CS1400 Lab #13: Implementing the Token Machine Class

Introduction

Many of the programs that you will create from now on will contain two objects that work together to complete the work of the application:

  1. A Domain object
  2. A Form object

It is important to note that each object has an important role to play, and the roles must not be confused. The domain object is so named because it contains data and methods that belong to the domain of the application. For example, in a bookstore application you would see domain objects that represent books. A book class would contain data members that describe the book, e.g. the book's author, its title, the publisher, and how much it costs. Methods in the Book Class are used to manipulate and manage the data in the book class. For example, you might have a method that sets the Price of the book. We sometimes use the term business logic to talk about the work that methods in a domain class do.

Domain objects know nothing about the user interface. It is the Form object that defines and manages the user interface. The Form object contains the GUI components (Buttons, TextBoxes, MenuItems, etc.), and event handlers. The Form class knows nothing about what is inside of the domain objects or how domain objects do their work. The responsibility of the Form is to show the user the graphical user interface and respond to events that are generated at the interface.

Before you proceeed, carefully study the code in the example provided here to make sure that you understand this important relationship.

Adding a Domain Class

In this lab you will learn how to add a domain class to a WindowsForms Application. Remember that the code in the Form class is responsible for managing the user interface. All of the business logic in your program will reside in the domain classes you add to your program. Take careful notes on how you write this code as any programs you write from now on that use a graphical user interface will follow this pattern.

A Token Machine

Here is a design for a token dispensing machine class. You designed a similar class in your last lab. This class only has two data members; the number of tokens it contains and the number of quarters it contains. There are five operations you can do on this machine. These are represented by the following methods:

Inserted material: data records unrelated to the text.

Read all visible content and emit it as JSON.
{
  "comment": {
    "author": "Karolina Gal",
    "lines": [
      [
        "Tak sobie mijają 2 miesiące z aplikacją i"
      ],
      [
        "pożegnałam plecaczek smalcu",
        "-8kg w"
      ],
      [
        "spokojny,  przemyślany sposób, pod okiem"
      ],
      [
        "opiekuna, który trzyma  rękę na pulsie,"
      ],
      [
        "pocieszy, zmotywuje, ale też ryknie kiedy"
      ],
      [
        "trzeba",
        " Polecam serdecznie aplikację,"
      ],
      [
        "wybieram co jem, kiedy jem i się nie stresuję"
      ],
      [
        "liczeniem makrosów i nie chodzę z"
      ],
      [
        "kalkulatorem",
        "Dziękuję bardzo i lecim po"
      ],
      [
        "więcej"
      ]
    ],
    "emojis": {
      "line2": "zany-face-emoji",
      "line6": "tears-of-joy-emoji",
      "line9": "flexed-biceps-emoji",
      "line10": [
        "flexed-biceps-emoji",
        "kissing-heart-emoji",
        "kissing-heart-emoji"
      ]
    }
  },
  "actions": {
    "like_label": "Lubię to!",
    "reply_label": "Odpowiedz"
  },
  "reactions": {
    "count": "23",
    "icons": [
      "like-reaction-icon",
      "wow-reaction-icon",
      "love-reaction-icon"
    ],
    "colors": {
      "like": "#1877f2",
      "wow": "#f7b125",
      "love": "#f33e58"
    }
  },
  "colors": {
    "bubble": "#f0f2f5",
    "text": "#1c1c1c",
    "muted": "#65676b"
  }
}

TokenMachine( ): The constructor that is used to initialize the data members of a TokenMachine object.

GetToken( ): You get a token by putting a quarter in the machine. The number of tokens in the machine is reduced by one, and the number of quarters in the machine is increased by one.

CountTokens( ): Returns the number of tokens that are in the machine.

CountQuarters( ): Returns the number of quarters that are in the machine.

Reset( ): The reset operation removes all of the quarters and fills the machine with tokens. For this class we will assume that the machine holds 100 tokens.

Designing the GUI

Start Visual Studio and create a new Windows Form Application. Name your project TokenMachine. Lay out a user interface for your project. It need not look like the example shown below, but it should have the same functionality and by intuitive to use.

Writing the Code

In this project we are going to create a domain class that represents a TokenMachine and connect it to the graphical user interface. To do this, carefully follow these steps:

  1. On the Visual Studio MenuBar, click on Project->Add Class. You should see a DialogBox like this:

  2. Click on Class (the top item in the List)
  3. Name your class TokenMachine.cs and click on the Add Button in the bottom right corner of the dialog box.
  4. A new class file will be added to your project.
  5. Using the UML Class Diagram as your guide, fill in the code for the Token Machine class.
  6. Now look at the code for the Form. This file should be named Form1.cs.
    1. Just inside the Form1 class declaration add a line of code to create a reference to a TokenMachine object. The code will look like this:

      public partial class Form1 : Form
      {
         // a class level reference to a token machine
         private TokenMachine tm;

    2. In the constructor for the Form, create a new Token machine object and call its Reset method. The code will look like this:

      public Form1()
      {
         InitializeComponent();
       
         // create a token machine object
         tm = new TokenMachine();
         tm.Reset();

    Add event handlers for the Exit Menu item and the About Menu item.

    Add an event handler for the Get Token Button. This Button will call the GetToken method in your token machine class and then update the TextBoxes to show the new values.

    Add an event handler for the Reset Button. The reset Button will call the Reset method in your token machine class and update the TextBoxes to show the current values.

    Sample Executable

    A sample executable file can be found here. Your program should work in a similar manner.

    Questions

    When you submit your program, add a comment to your submission that includes the answers to the following questions.

    Question #1: In this lab, you should have created a Form class and a Domain class. In your own words, tell me what the main job of the domain class is.

    Question #2: In your own words, tell me what the main job of the Form class is.

    File(s) to Submit:

    Place your complete project folder in a zip file and name the zip file lab_13_your-initials_V1.0.zip. For example, I would name my file lab_13_RKD_V1.0.zip. Submit this assignment as Lab #13 on Canvas.

    Grading Guidelines

    Description Points possible

    Assignment meets grading guidelines:
    o Class diagram contains a declaration that this is your own work.
    o Assignment has been properly submitted to Canvas

    2

    Your program works like the sample program provided.

    3

    The questions at the end of the lab have been correctly answered.

    2
    Total 7